Wolf began his photography career in 1994 as a photojournalist, working for the German magazine “Stern” from its Hong Kong Office. He won first prize at the 2004 World Press Photo competition for his photos that accompany an article titled “China: Factory of the World.” In 2003, Wolf shifted his focus to only fine-art photography projects.
Among Wolf’s most notable exhibits/collections are “Bastard Chairs,” a series of photos of built-from-refuse chairs made by Chinese citizens that was later published in the photo book “Sitting in China;” “The Real Toy Story,” an installation that included more than 20,000 toys made in China; “Architecture of Density,” a series of photos of Hong Kong’s skyscrapers that were subsequently published in the books “Hong Kong: Front Door/Back Door” and “Hong Kong: Inside/Outside;” “100×100,” which chronicled the lives of the residents of Hong Kong’s oldest public housing facility; “Transparent City,” a “Rear Window”-like series which focused on the inhabitants of iconic Chicago buildings; and several exhibited based on Google Street View scenes, including “Paris Street View,” “Manhattan Street View” and “A Series of Unfortunate Events.”
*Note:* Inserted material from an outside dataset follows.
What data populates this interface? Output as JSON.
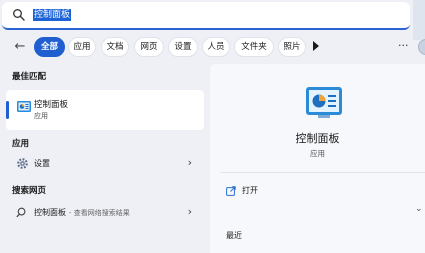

During the past year, Wolf has had exhibits staged in London; Shanghai; New York; Zurich; Frankfurt, Germany; Berlin; The Hague, Netherlands; Cincinnati, Ohio; and Rovereto, Italy.
Paris’s La Galerie Particuliere was founded in 2009 by Guillaume Foucher, a graduate of the Ecole du Louvre, and Frederic Biousse, a couture fashion house executive. The gallery showcases contemporary art and photography.
“Blind Walls-Paris Rooftops” will be displayed through March 1 at La Galerie Particuliere, 16 Rue du Perche in the 3rd Arrondissement (Metro: Saint Sebastien-Froissart). Admission is free. The gallery is open Tuesday-Saturday 11 a.m.-7 p.m., closed Sundays and Mondays.